Campaigners have accused Channel 4's Big Brother of exploiting a man with Tourette Syndrome by accepting him as one of this year's housemates.

Pete Bennett, 24, who lives in Brighton, has a severe form of the condition and swears uncontrollably.

Roy Hillard, of the Tourette Association, said Pete could suffer in the house, and parents were concerned their children could be mocked.

But Channel 4 said Pete's inclusion could educate people about Tourette's.

Pete's approach to his condition is very positive, and one which might help educate and inform others
Channel 4 spokeswoman

Pete was diagnosed with Tourette Syndrome when he was 14, and admits he had a difficult time growing up with the condition.

The aspiring rock singer has said that one of the things he wants to achieve by going on Big Brother is to be a "famous Touretter".
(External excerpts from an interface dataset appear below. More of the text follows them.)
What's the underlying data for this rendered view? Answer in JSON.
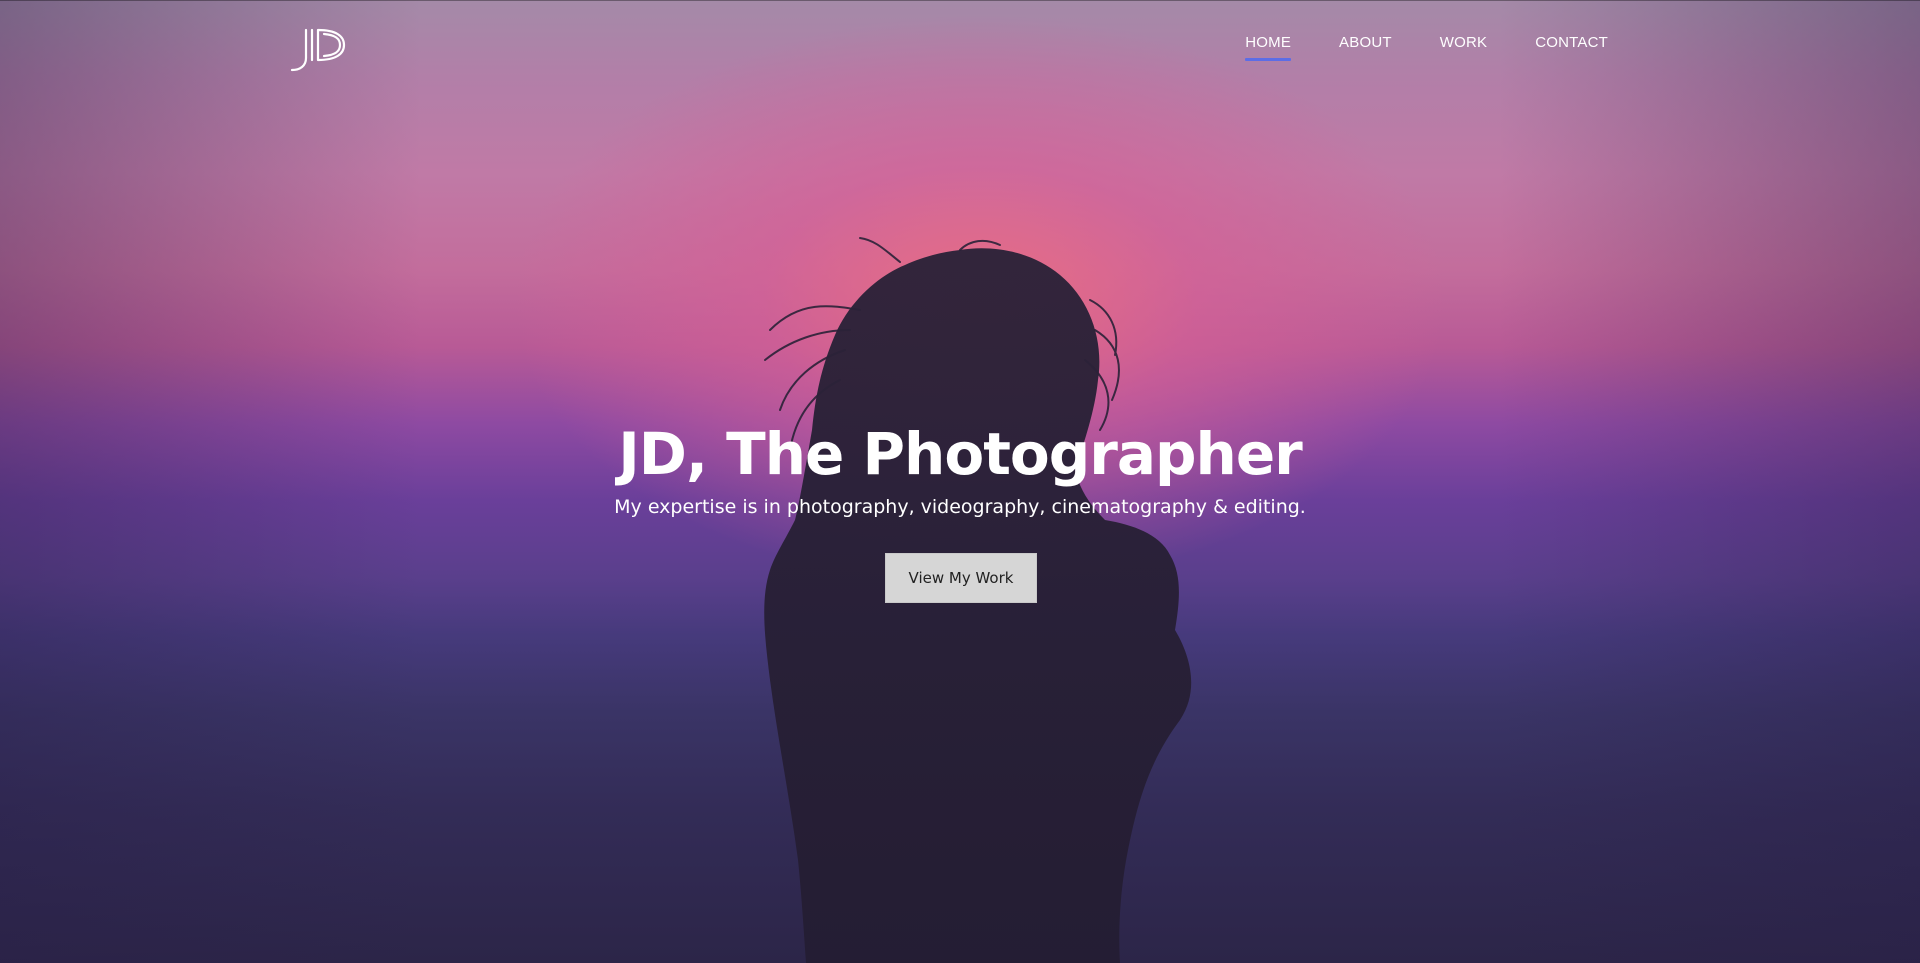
{
  "brand": {
    "logo_text": "JD"
  },
  "nav": {
    "items": [
      {
        "label": "HOME",
        "active": true
      },
      {
        "label": "ABOUT",
        "active": false
      },
      {
        "label": "WORK",
        "active": false
      },
      {
        "label": "CONTACT",
        "active": false
      }
    ],
    "active_underline_color": "#5c6de6"
  },
  "hero": {
    "title": "JD, The Photographer",
    "subtitle": "My expertise is in photography, videography, cinematography & editing.",
    "cta_label": "View My Work"
  },
  "colors": {
    "text": "#ffffff",
    "cta_background": "#d6d6d6",
    "cta_text": "#222222"
  }
}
Tourette Syndrome is a complex and debilitating neurological disorder, which affects about 1% of the population.

It is usually - wrongly - simply associated with inappropriate swearing in public, but this symptom affects very few people with the condition.

The most common symptoms are verbal or physical tics, such as shoulder shrugging, tongue clicking.

People with the condition may also jump about, utter words out of context or repeat sounds, words or phrase just heard.

'Adverse effect'

Roy Hillard, president of the UK's Tourette Association, said it had been against Pete going into the Big Brother house.

He said: "I would like to hope that Pete's inclusion will raise awareness of the condition, and do some good.

It could make the lives of children with Tourette Syndrome worse
Roy Hillard, Tourette Syndrome Association

"But, on balance, I think it will have adverse effects.

"Pete says he wants to do this for Tourette's. But what worries me is if he's in there for many weeks.

"He is obviously not taking medication, and in that atmosphere - which is very stressful, his condition is likely to get worse."

And people with Tourette Syndrome could suffer because of the programme, he said.

"It could especially affect children.

"If people they are at school with see someone on TV with a specific tic, making certain noises or shouting out certain words, some are going to be moved to mock.

"It could make the lives of children with Tourette Syndrome worse."


But a spokeswoman for Channel 4 said: "Pete was chosen solely on the basis of his personality. We feel he will be a great housemate."

She said no one would be prevented from being a housemate because of a disability.

"We feel Pete is a very confident and creative individual who is totally upfront about his Tourette's.

"Pete's approach to his condition is very positive, and one which might help educate and inform others.

"As we do every year, we have ensured that all housemates are robust enough to survive the Big Brother experience."

Big Brother gets record ratings
19 May 06 |  Entertainment
'Twisted' Brother opens its doors
18 May 06 |  Entertainment
Tourette Syndrome
15 Jul 03 |  Medical notes

The BBC is not responsible for the content of external internet sites


Americas Africa Europe Middle East South Asia Asia Pacific